[00:29:45] Ramanan Raghavendran: How old are your kids?

[00:29:47] Roland Geyer: They are almost 15 and 18.

[00:29:50] Ramanan Raghavendran: Okay.

[00:29:54] Roland Geyer: I mean, they're teenagers, they talk like teenagers, behave like teenagers, they drive me nuts, I love them to bits. But when we do not talk about TikTok or video games, then they just stun me with their environmental literacy that they have already acquired. And that is astonishing and that gives me hope.

[00:30:16] Ramanan Raghavendran: I want to make one editorial comment because I also have teenage children. I'm very surprised by how little they are attached to things and stuff which was very different from me at their age. At their age... I mean, you sound like an evolved human being, I wanted stuff, I wanted things, and my kids don't. They just don't. And it's not just them, it's not because we have some special parenting going on, it's true for much of their peer group.

[00:30:50] Roland Geyer: I think you're right. It's a societal trend that... I also read about that, where ownership of things like cars or even houses is just not a priority for millennials or whatever they're called that come afterwards. So there truly is hope. Another encouragement for me is the amazing students we have here at the Bren School. We have a two year master's program and they all choose this program very carefully and they’re in their twenties, early to late twenties and they're all just completely value-driven individuals that want to make a change and that absolutely gives me hope.

[00:31:36] Ramanan Raghavendran: We are going to wrap things up here. I want to just express a tremendous amount of gratitude for your time. I'm afraid you are stuck with us because we will be back to talk about other things.

[00:31:46] Roland Geyer: That sounds lovely.

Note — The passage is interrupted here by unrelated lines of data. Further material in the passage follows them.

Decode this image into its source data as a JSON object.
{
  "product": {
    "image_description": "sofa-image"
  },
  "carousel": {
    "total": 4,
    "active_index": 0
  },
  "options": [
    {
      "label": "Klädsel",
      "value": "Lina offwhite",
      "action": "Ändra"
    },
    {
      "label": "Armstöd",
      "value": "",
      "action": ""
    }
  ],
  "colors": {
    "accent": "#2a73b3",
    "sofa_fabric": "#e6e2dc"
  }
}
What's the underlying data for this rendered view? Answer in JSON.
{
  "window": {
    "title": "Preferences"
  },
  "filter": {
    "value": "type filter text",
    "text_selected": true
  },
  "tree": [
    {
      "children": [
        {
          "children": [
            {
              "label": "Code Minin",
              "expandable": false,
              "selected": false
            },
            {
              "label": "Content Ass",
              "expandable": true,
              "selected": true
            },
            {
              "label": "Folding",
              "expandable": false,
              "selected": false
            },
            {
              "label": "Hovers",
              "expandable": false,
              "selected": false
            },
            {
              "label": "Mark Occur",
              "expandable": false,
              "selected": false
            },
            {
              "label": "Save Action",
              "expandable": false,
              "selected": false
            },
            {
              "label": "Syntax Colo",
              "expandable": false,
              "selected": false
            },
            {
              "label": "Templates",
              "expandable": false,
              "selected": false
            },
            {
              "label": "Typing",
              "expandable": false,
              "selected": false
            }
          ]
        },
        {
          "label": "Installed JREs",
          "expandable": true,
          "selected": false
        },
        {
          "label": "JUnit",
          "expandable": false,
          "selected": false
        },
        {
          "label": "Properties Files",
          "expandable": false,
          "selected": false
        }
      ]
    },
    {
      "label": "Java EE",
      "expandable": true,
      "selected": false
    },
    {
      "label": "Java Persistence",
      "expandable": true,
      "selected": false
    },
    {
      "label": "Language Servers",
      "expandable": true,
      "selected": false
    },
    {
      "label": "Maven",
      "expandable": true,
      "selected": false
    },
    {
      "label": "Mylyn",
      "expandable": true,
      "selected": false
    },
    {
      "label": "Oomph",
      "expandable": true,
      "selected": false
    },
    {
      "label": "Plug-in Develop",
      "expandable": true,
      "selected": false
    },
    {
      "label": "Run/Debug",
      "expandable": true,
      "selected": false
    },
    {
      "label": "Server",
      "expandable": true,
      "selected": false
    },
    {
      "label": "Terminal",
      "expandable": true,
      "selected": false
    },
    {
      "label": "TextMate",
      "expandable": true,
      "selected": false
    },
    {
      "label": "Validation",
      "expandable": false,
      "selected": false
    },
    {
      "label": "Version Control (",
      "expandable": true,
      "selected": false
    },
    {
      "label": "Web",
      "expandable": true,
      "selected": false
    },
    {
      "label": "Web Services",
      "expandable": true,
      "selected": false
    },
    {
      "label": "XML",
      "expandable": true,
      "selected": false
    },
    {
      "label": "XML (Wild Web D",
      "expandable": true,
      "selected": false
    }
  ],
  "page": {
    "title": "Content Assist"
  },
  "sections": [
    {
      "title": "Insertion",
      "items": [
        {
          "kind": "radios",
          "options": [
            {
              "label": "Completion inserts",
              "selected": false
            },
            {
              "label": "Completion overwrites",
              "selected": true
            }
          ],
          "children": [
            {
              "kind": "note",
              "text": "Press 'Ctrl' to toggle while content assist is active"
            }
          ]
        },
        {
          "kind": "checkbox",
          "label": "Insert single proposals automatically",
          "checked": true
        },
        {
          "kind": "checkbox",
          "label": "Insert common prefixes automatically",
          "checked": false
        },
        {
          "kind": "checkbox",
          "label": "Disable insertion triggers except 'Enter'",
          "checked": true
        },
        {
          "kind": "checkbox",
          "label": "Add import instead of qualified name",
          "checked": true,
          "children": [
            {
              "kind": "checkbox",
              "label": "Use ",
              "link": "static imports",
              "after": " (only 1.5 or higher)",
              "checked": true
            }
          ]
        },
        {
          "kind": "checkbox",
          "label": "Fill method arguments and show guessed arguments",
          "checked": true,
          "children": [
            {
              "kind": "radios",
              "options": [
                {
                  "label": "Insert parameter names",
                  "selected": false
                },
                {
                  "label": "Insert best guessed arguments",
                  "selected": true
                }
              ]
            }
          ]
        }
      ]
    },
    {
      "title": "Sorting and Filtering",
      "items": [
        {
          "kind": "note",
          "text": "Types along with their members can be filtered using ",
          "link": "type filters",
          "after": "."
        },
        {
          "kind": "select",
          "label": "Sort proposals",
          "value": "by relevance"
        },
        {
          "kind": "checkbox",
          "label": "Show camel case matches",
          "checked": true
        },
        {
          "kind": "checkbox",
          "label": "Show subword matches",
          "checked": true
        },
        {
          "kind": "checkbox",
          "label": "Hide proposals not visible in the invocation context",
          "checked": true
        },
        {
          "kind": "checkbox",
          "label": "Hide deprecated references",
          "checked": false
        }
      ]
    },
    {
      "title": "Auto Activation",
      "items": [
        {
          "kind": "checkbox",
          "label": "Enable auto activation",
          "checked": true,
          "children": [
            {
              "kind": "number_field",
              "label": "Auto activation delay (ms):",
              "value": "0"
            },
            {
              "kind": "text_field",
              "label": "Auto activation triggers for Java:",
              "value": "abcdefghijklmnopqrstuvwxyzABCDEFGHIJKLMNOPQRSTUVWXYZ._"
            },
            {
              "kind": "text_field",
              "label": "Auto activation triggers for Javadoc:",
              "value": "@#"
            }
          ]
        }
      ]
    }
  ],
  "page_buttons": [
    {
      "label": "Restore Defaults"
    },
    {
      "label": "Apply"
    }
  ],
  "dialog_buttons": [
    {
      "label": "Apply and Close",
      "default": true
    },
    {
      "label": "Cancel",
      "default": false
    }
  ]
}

[00:31:47] Ramanan Raghavendran: We may get to Santa Barbara, you may get to the Bay Area. If you do so, please come say hello.

[00:31:57] Roland Geyer: Well, thanks for having me. That was a great conversation.

In Our Hands
In Our Hands
In Our Hands is a podcast series featuring interviews with climate and sustainability experts on the front lines of climate action, emphasizing behavior change. Guests include researchers, journalists, entrepreneurs, policymakers, authors, and more.